So we are excited to provide OVHcloud High Performance Object Storage that fit those requirements in the upcoming weeks. The general availability should be the 21rst February at first in Strasbourg, then mid-March in Gravelines.
We’ll make some tests and compare that new service with the existing service at OVHcloud and the market leader on Object Storage, AWS S3. We’ll do those tests from OVHcloud network on a Public Cloud instance B2-120 which have a 10G public interface. This instance is located in Gravelines (north of France). The three tested services are located in central Europe, Strasbourg (France) for OVHcloud ones and Frankfurt (Germany, closed to Strasbourg) for AWS. The distance between the instance and the cluster are almost the same.

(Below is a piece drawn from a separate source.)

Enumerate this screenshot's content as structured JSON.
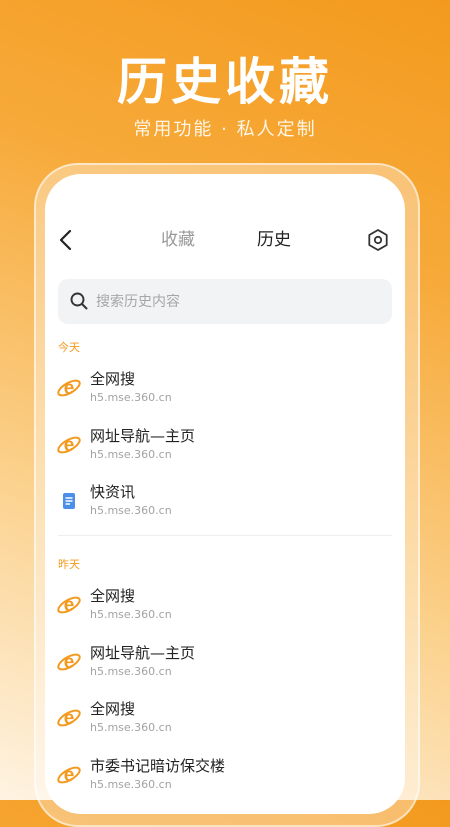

So what is the API efficiency on that new service? Here we want to compare the Time-to-First-Byte which give us an idea how the cluster manage to process the request, identify the object, check the right to access it and return it. So we’ll send tones of 1 Byte objects and measure the time needed to access it.
To be fare in that test, we need to take in consideration that we’ll get out to the OVHcloud network to reach the AWS cluster. Here are the ping we got :
OVHcloud instance to OVHcloud Object Storage
$ ping s3.sbg.perf.cloud.ovh.net PING s3.sbg.perf.cloud.ovh.net (22.214.171.124) 56(84) bytes of data. 64 bytes from 126.96.36.199 (188.8.131.52): icmp_seq=1 ttl=53 time=10.2 ms
OVHcloud instance to AWS Object Storage
$ ping s3.eu-central-1.amazonaws.com PING s3.eu-central-1.amazonaws.com (184.108.40.206) 56(84) bytes of data. 64 bytes from s3.eu-central-1.amazonaws.com (220.127.116.11): icmp_seq=1 ttl=45 time=11.0 ms
So we have almost the same latency, let’s go for the Time-to-First-Byte for each services.
OVHcloud High Perf looks a little bit better, not so far away but there is a small advantage for OVHcloud.
Small and medium files test
Now we’ll test not only the API but a normal object usage looking on files from 10KB to 10MB which represent plenty of usages, especially when it comes to serve statics on the web. That could represent code, images, sound…
As you can see, we leaved the field where the latency advantage where on OVHcloud side and we enter in the real performances using the whole chain including writing and reading on disks. Here, OVHcloud High Perf takes clearly the lead on 1MB files with around 55% faster than AWS S3 on download tests.
Large files test
When we move to 100MB files and more, we enter in a different space where the bandwidth is the main part which impact the global result. Here the data could be of course videos but also specific application files or large datasets.
Here, the upload performances are almost the same for AWS and OVHcloud but we still have a real difference on the download test with around 30% advantage in favor of OVHcloud High Perf.
Some take away about this new offer
Regarding the pure performances, OVHcloud High Perf Object Storage is a great challenger for AWS S3. The API is as fast as our competitor. We can notice a real advantage for OVHcloud on medium files (1MB to 100MB) where we go over 50% (1MB) faster than AWS on download and around 40% on upload (1MB).
Jean-Daniel used to be a technical guy working as system engineer on Linux and OpenStack. Since few years, he changed hats to develop marketing skills using the previous knowledge to serve the communication.